* PROVIDED MATERIAL:
◇ ◇ ◇ ◇
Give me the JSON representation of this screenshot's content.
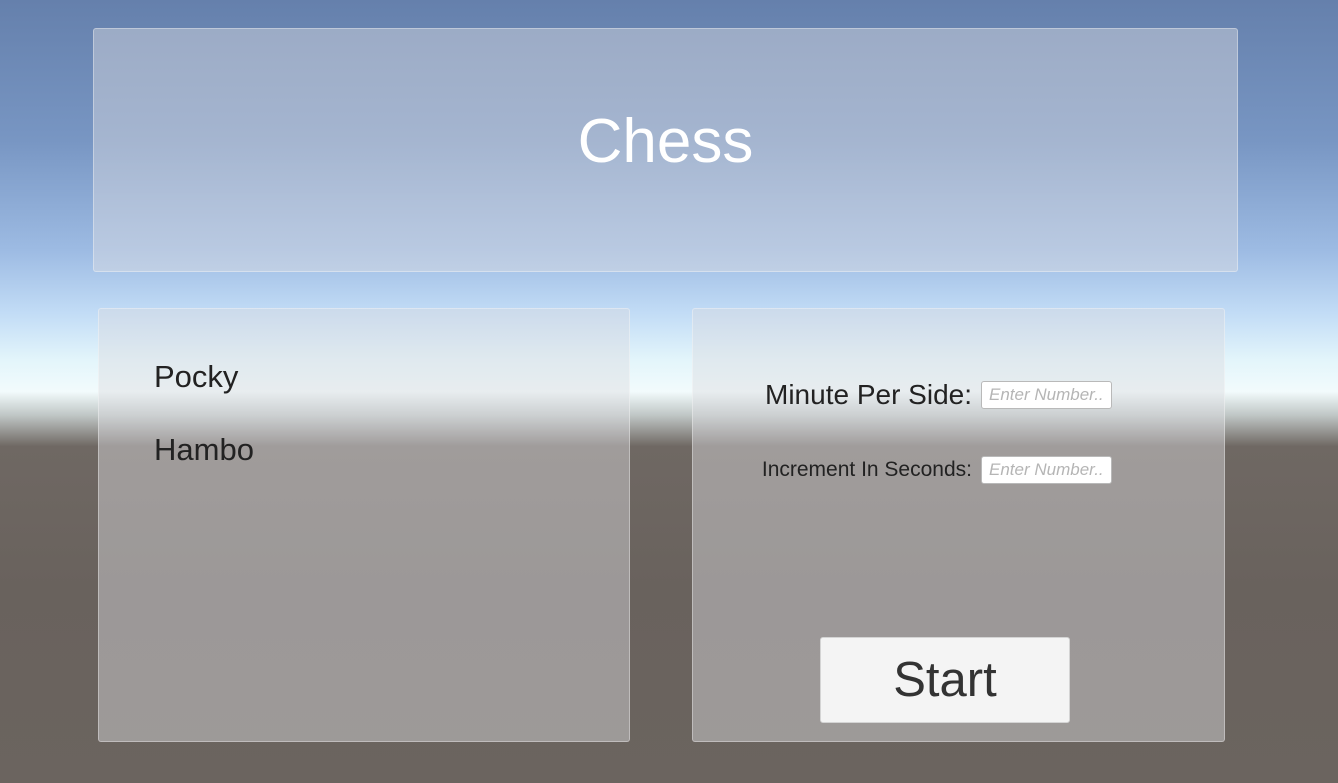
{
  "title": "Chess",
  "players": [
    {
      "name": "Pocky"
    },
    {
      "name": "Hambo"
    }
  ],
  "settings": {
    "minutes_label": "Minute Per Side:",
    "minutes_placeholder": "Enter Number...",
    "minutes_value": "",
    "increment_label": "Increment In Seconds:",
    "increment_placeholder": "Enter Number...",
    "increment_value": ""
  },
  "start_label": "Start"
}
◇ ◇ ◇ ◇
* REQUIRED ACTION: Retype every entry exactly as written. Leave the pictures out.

* SOLUTION FOR THIS TASK:
Give me the JSON representation of this screenshot's content.
{
  "title": "Chess",
  "players": [
    {
      "name": "Pocky"
    },
    {
      "name": "Hambo"
    }
  ],
  "settings": {
    "minutes_label": "Minute Per Side:",
    "minutes_placeholder": "Enter Number...",
    "minutes_value": "",
    "increment_label": "Increment In Seconds:",
    "increment_placeholder": "Enter Number...",
    "increment_value": ""
  },
  "start_label": "Start"
}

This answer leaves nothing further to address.